August 14, 2015
I don't normally "do" memoirs. I'm more of a fiction reader, a die-hard fan who read the entire Harry Potter series four times and watched the movies...*gulp* I just realized I'm not willing to admit how many times I've seen the movies. But sometimes, a book just reaches out, grabs you by the shirt collar, and insists on being read.
The Olive Picker is one such book. Honestly, I didn't expect much because I was reading outside my normal genre. After reading the first few pages of The Oliver Picker, I was no longer convinced the work was so different from fiction after all, as I could barely believe what I was reading.
I found myself carrying the book from room to room, unwilling to put it down while I went about my daily routine.

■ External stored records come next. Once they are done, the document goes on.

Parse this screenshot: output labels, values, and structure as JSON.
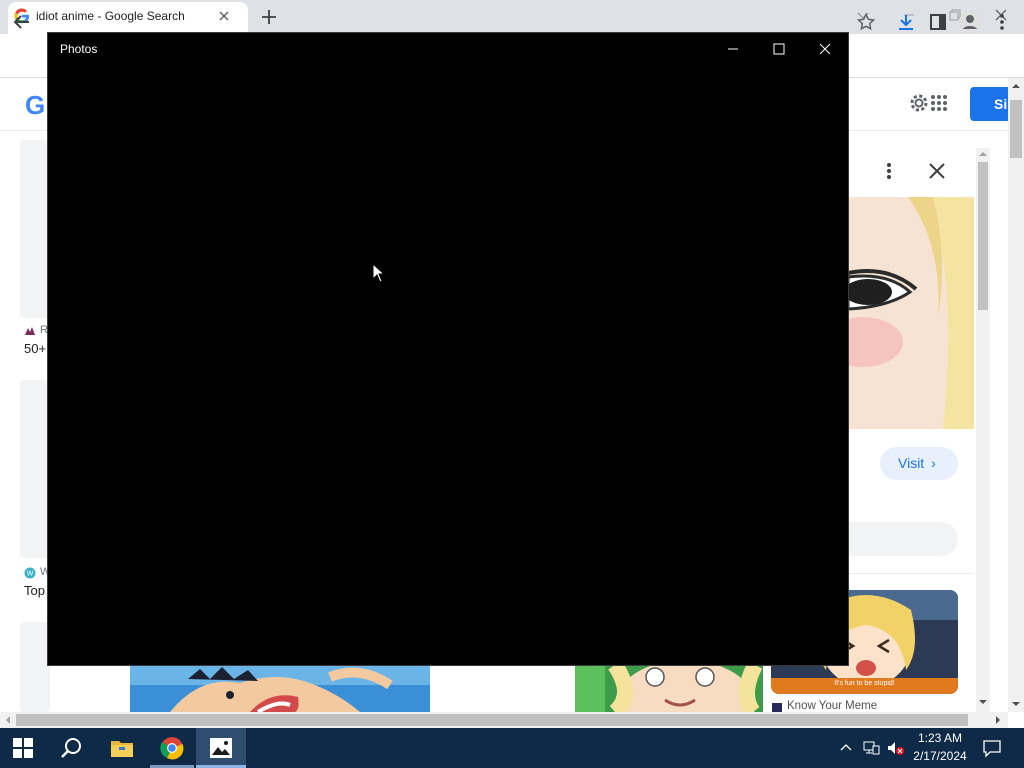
{
  "browser": {
    "tab": {
      "title": "idiot anime - Google Search"
    },
    "toolbar": {
      "back": "back-arrow-icon",
      "bookmark": "star-icon",
      "downloads": "download-icon",
      "side_panel": "side-panel-icon",
      "profile": "profile-icon",
      "menu": "kebab-menu-icon"
    },
    "colors": {
      "tab_strip": "#dee1e6",
      "accent": "#1a73e8"
    }
  },
  "page": {
    "logo_letter": "G",
    "signin_label": "Si",
    "results": [
      {
        "source": "R",
        "title": "50+"
      },
      {
        "source": "W",
        "title": "Top"
      }
    ],
    "side_panel": {
      "visit_label": "Visit",
      "visit_chevron": "›",
      "related_caption": "It's fun to be stupid!",
      "related_source": "Know Your Meme"
    }
  },
  "photos": {
    "title": "Photos",
    "background": "#000000"
  },
  "taskbar": {
    "time": "1:23 AM",
    "date": "2/17/2024",
    "apps": [
      "start",
      "search",
      "file-explorer",
      "chrome",
      "photos"
    ],
    "active_app": "photos",
    "color": "#0e2a47"
  }
}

Driven, I read it from start to finish in one day.
Kathryn Brettell is in total command of her craft. By that I mean she is a gifted writer, an excellent strategist, extremely creative, and honest until it hurts. So much so, you had better stock up on tissues before you embark on the journey she has laid out for her readers. I read the book nearly a month ago and it still haunts my thoughts.
Whenever I think of this story, I see a beautiful little pitbull pup in my mind, a pup made to fight for its life and usually against the larger, more ferocious dogs. It's that intense.
I couldn't possibly recommend this book to the faint of heart. But for everyone else, it will blow your socks off, mess with your head, make you laugh so hard you'll leak, and break your heart only to put it together again by the time you finish.
Thank you B.K. Crawford! This was posted on her blog page The Magic Quill .